According to many experts, the history of origami began at the same time as the invention of paper, in China around the year 105 AD, because this material had the advantage of being easy to fold, without tearing, and keeping its fold, whereas this art began to spread in Japan from around 610 AD.
Origami was made exclusively with techniques of folding paper, which was never cut or glued in any way. For this reason the paper used for origami comes in square formats, with sides varying in size from 12 to 20 centimetres, because only the square shape allows the folds to match perfectly.
To make perfect origami it is important to use smooth paper that is light and resistant, does not crumple easily and is not too fragile. For beginners, for example, wrapping paper, photocopy paper or even ordinary exercise book paper will be perfect. As they gain more experience, they can start to use finer and more sophisticated materials, such as paper with a silky finish or transparent paper.
Most of the origami enthusiasts in Italy are members of Centro Diffusione Origami cwhich, since 1978, has spread the knowledge and practice of this art, seeing it as a highly effective educational tool for developing an aesthetic sense, precision and manual skill. Among these keen origami artists, the particularly distinguished Paola Baggio has discovered the merits of Cartapaglia Arbos for her surprising creations. Among the best known are some models of Japanese boxes made only by folding, that is without using scissors or glue.

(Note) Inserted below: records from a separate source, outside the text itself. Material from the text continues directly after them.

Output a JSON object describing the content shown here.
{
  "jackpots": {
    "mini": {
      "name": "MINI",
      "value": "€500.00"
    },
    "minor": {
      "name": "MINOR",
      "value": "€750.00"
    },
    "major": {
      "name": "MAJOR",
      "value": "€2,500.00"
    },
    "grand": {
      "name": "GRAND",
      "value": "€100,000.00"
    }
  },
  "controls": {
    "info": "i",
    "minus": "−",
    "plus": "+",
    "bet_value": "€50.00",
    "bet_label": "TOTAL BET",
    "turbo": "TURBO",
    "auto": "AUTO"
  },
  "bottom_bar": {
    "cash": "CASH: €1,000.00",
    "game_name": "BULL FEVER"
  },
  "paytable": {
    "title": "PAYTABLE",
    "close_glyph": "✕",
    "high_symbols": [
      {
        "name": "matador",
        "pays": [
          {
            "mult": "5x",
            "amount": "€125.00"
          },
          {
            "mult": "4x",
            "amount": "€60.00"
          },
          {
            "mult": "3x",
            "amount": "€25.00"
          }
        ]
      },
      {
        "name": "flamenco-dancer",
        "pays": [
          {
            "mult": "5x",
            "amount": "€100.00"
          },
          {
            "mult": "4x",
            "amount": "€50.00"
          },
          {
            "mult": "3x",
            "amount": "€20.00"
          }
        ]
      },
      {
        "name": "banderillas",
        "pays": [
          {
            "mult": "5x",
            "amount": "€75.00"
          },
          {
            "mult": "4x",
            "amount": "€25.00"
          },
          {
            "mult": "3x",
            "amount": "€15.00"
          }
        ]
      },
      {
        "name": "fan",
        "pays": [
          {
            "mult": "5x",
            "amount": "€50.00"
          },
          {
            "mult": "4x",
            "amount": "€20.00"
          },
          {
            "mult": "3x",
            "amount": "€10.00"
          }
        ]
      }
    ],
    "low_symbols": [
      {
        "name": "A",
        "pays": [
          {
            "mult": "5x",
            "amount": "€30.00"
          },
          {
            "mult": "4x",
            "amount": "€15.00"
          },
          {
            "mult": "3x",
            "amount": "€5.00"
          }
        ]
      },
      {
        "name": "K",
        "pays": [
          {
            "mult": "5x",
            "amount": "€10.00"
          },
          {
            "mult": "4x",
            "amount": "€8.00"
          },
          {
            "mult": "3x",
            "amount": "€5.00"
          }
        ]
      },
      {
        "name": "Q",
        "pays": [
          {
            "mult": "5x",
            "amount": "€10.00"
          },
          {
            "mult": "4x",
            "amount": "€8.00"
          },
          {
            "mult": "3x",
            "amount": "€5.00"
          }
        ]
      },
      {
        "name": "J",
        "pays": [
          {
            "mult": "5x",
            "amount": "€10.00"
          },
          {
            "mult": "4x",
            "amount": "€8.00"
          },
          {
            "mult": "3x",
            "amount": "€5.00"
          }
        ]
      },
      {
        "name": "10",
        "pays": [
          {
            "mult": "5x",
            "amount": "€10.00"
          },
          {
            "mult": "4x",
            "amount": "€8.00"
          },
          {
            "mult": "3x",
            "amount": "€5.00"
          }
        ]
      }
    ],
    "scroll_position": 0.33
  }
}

For further information about Cartapaglia Arbos and decorated Cartapaglia you can contact us by mail. Meanwhile we leave you with some images of Paola’s creations.